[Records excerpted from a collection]

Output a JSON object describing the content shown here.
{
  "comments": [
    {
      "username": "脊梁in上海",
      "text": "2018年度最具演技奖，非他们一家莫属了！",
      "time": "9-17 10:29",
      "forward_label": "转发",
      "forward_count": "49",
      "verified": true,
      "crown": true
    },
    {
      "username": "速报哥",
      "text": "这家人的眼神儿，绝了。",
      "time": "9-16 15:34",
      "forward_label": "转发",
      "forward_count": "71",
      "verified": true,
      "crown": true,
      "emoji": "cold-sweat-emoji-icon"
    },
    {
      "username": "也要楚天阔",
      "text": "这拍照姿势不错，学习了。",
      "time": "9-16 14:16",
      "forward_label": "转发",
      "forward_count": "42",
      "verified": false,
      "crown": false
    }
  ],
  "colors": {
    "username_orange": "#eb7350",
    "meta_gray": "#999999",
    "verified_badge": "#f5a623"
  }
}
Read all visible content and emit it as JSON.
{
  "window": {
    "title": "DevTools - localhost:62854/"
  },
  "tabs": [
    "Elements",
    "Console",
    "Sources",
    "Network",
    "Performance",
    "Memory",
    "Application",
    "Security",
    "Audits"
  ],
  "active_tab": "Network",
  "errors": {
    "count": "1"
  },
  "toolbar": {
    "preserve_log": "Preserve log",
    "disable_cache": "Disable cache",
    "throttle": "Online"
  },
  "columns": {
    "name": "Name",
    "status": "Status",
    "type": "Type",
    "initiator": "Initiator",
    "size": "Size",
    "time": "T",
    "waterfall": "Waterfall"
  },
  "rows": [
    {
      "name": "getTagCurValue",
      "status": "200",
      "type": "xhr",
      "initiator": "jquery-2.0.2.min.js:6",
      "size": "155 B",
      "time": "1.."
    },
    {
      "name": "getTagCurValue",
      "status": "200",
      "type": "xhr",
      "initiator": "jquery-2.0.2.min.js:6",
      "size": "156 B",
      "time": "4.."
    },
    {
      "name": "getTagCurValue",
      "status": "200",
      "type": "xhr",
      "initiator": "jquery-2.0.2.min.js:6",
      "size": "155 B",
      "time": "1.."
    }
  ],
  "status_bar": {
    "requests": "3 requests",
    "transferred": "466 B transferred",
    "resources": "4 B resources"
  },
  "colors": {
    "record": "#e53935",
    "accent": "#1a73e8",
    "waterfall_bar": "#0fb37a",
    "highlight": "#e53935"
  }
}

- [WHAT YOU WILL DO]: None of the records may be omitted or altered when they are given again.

- [ANSWER AREA]:
Output a JSON object describing the content shown here.
{
  "comments": [
    {
      "username": "脊梁in上海",
      "text": "2018年度最具演技奖，非他们一家莫属了！",
      "time": "9-17 10:29",
      "forward_label": "转发",
      "forward_count": "49",
      "verified": true,
      "crown": true
    },
    {
      "username": "速报哥",
      "text": "这家人的眼神儿，绝了。",
      "time": "9-16 15:34",
      "forward_label": "转发",
      "forward_count": "71",
      "verified": true,
      "crown": true,
      "emoji": "cold-sweat-emoji-icon"
    },
    {
      "username": "也要楚天阔",
      "text": "这拍照姿势不错，学习了。",
      "time": "9-16 14:16",
      "forward_label": "转发",
      "forward_count": "42",
      "verified": false,
      "crown": false
    }
  ],
  "colors": {
    "username_orange": "#eb7350",
    "meta_gray": "#999999",
    "verified_badge": "#f5a623"
  }
}
Read all visible content and emit it as JSON.
{
  "window": {
    "title": "DevTools - localhost:62854/"
  },
  "tabs": [
    "Elements",
    "Console",
    "Sources",
    "Network",
    "Performance",
    "Memory",
    "Application",
    "Security",
    "Audits"
  ],
  "active_tab": "Network",
  "errors": {
    "count": "1"
  },
  "toolbar": {
    "preserve_log": "Preserve log",
    "disable_cache": "Disable cache",
    "throttle": "Online"
  },
  "columns": {
    "name": "Name",
    "status": "Status",
    "type": "Type",
    "initiator": "Initiator",
    "size": "Size",
    "time": "T",
    "waterfall": "Waterfall"
  },
  "rows": [
    {
      "name": "getTagCurValue",
      "status": "200",
      "type": "xhr",
      "initiator": "jquery-2.0.2.min.js:6",
      "size": "155 B",
      "time": "1.."
    },
    {
      "name": "getTagCurValue",
      "status": "200",
      "type": "xhr",
      "initiator": "jquery-2.0.2.min.js:6",
      "size": "156 B",
      "time": "4.."
    },
    {
      "name": "getTagCurValue",
      "status": "200",
      "type": "xhr",
      "initiator": "jquery-2.0.2.min.js:6",
      "size": "155 B",
      "time": "1.."
    }
  ],
  "status_bar": {
    "requests": "3 requests",
    "transferred": "466 B transferred",
    "resources": "4 B resources"
  },
  "colors": {
    "record": "#e53935",
    "accent": "#1a73e8",
    "waterfall_bar": "#0fb37a",
    "highlight": "#e53935"
  }
}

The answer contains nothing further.